- _Data for analysis_
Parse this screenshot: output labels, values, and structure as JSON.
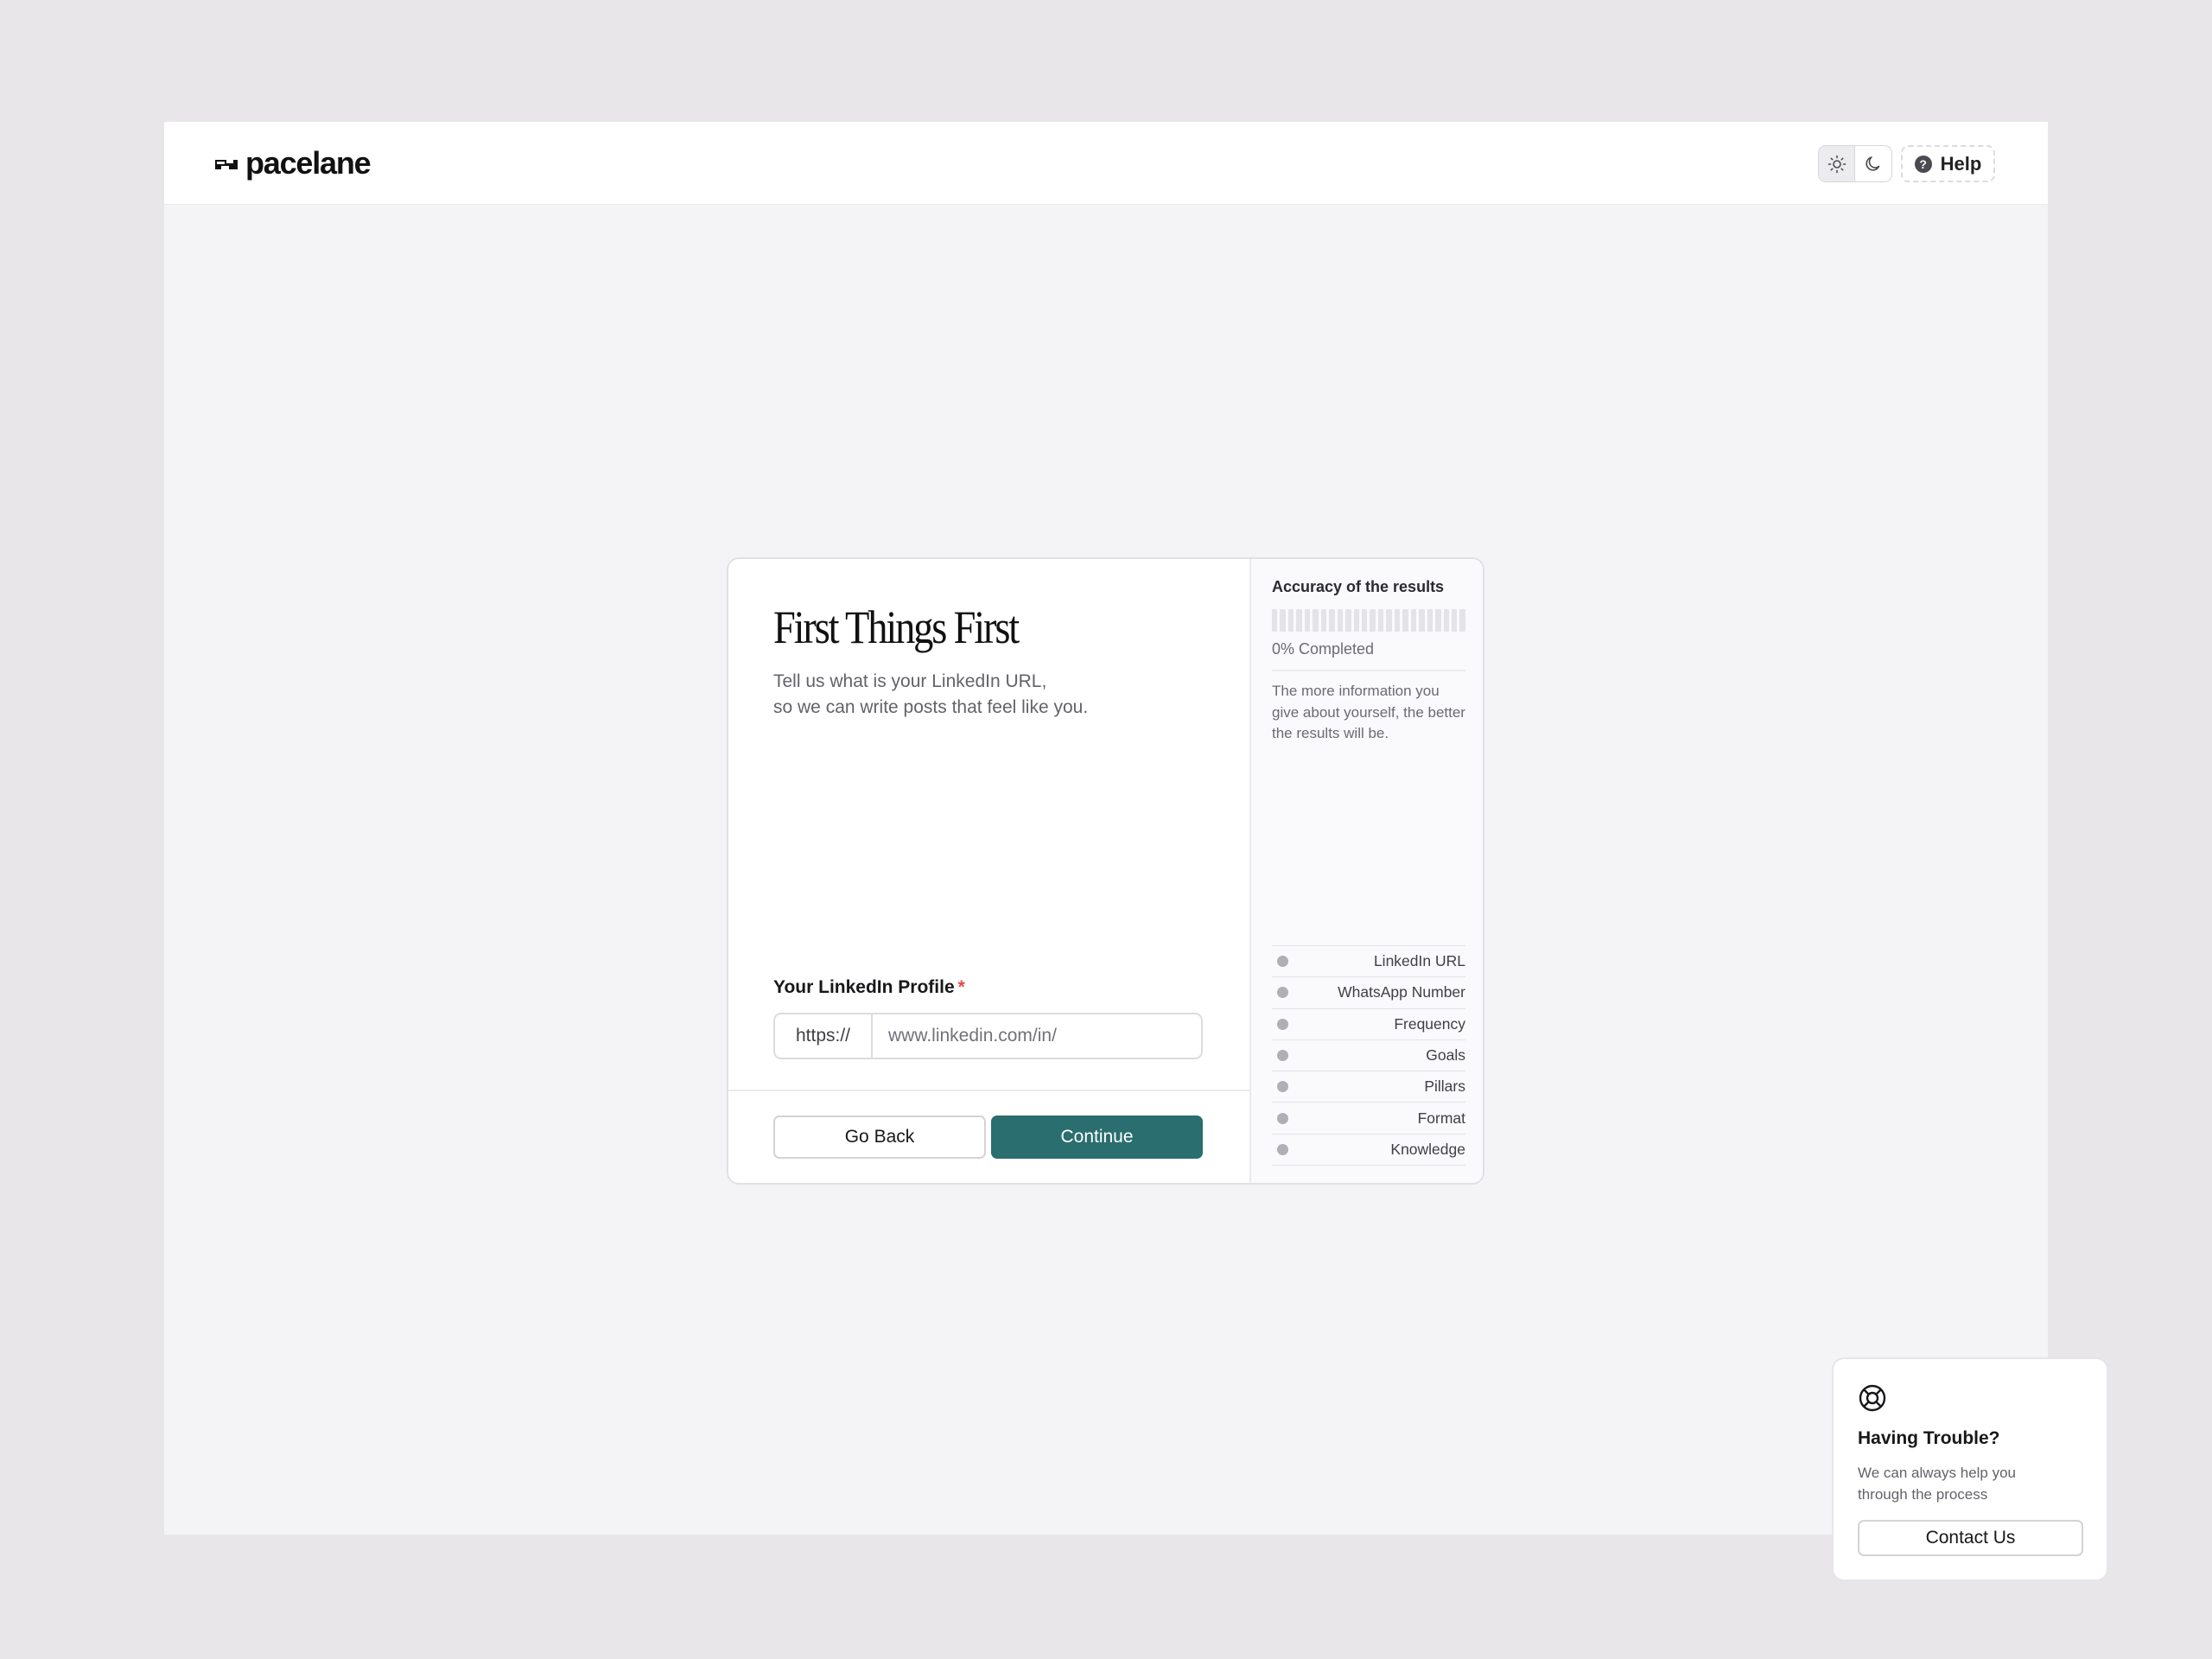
{
  "header": {
    "logo_text": "pacelane",
    "theme": {
      "light_icon": "sun-icon",
      "dark_icon": "moon-icon",
      "active": "light"
    },
    "help_label": "Help",
    "help_icon": "question-circle-icon"
  },
  "form": {
    "title": "First Things First",
    "subtitle_line1": "Tell us what is your LinkedIn URL,",
    "subtitle_line2": "so we can write posts that feel like you.",
    "field_label": "Your LinkedIn Profile",
    "required_marker": "*",
    "url_prefix": "https://",
    "url_placeholder": "www.linkedin.com/in/",
    "url_value": "",
    "back_label": "Go Back",
    "continue_label": "Continue"
  },
  "sidebar": {
    "title": "Accuracy of the results",
    "progress_fraction": 0,
    "progress_text": "0% Completed",
    "description": "The more information you give about yourself, the better the results will be.",
    "steps": [
      {
        "label": "LinkedIn URL"
      },
      {
        "label": "WhatsApp Number"
      },
      {
        "label": "Frequency"
      },
      {
        "label": "Goals"
      },
      {
        "label": "Pillars"
      },
      {
        "label": "Format"
      },
      {
        "label": "Knowledge"
      }
    ]
  },
  "help_card": {
    "icon": "lifebuoy-icon",
    "title": "Having Trouble?",
    "description": "We can always help you through the process",
    "button_label": "Contact Us"
  },
  "colors": {
    "accent": "#2a6e6f",
    "required": "#e5484d",
    "page_bg": "#e8e6e9",
    "app_bg": "#f4f3f6"
  }
}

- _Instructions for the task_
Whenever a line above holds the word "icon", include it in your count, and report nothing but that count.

- _Output of the task_
4